▶ YOUR TASK
Write out the entire listing below exactly, with the pictures left out.
(Beginning of RECORD EXTRACTS)
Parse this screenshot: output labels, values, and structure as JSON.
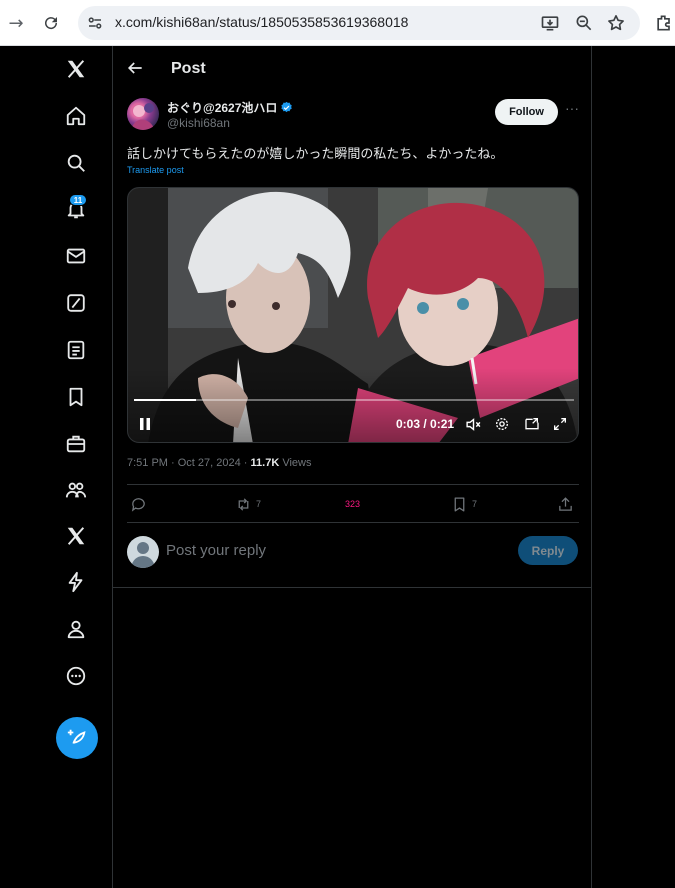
{
  "browser": {
    "url": "x.com/kishi68an/status/1850535853619368018"
  },
  "nav": {
    "notification_count": "11"
  },
  "header": {
    "title": "Post"
  },
  "post": {
    "display_name": "おぐり@2627池ハロ",
    "handle": "@kishi68an",
    "follow_label": "Follow",
    "text": "話しかけてもらえたのが嬉しかった瞬間の私たち、よかったね。",
    "translate_label": "Translate post",
    "video": {
      "time": "0:03 / 0:21",
      "progress": 0.14
    },
    "timestamp": "7:51 PM · Oct 27, 2024 · ",
    "views_count": "11.7K",
    "views_label": " Views",
    "actions": {
      "retweets": "7",
      "likes": "323",
      "bookmarks": "7"
    }
  },
  "reply": {
    "placeholder": "Post your reply",
    "button_label": "Reply"
  },
  "colors": {
    "accent": "#1d9bf0",
    "like": "#f91880",
    "background": "#000000"
  }
}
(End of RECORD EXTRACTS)
▶ ANSWER SPACE
Parse this screenshot: output labels, values, and structure as JSON.
{
  "browser": {
    "url": "x.com/kishi68an/status/1850535853619368018"
  },
  "nav": {
    "notification_count": "11"
  },
  "header": {
    "title": "Post"
  },
  "post": {
    "display_name": "おぐり@2627池ハロ",
    "handle": "@kishi68an",
    "follow_label": "Follow",
    "text": "話しかけてもらえたのが嬉しかった瞬間の私たち、よかったね。",
    "translate_label": "Translate post",
    "video": {
      "time": "0:03 / 0:21",
      "progress": 0.14
    },
    "timestamp": "7:51 PM · Oct 27, 2024 · ",
    "views_count": "11.7K",
    "views_label": " Views",
    "actions": {
      "retweets": "7",
      "likes": "323",
      "bookmarks": "7"
    }
  },
  "reply": {
    "placeholder": "Post your reply",
    "button_label": "Reply"
  },
  "colors": {
    "accent": "#1d9bf0",
    "like": "#f91880",
    "background": "#000000"
  }
}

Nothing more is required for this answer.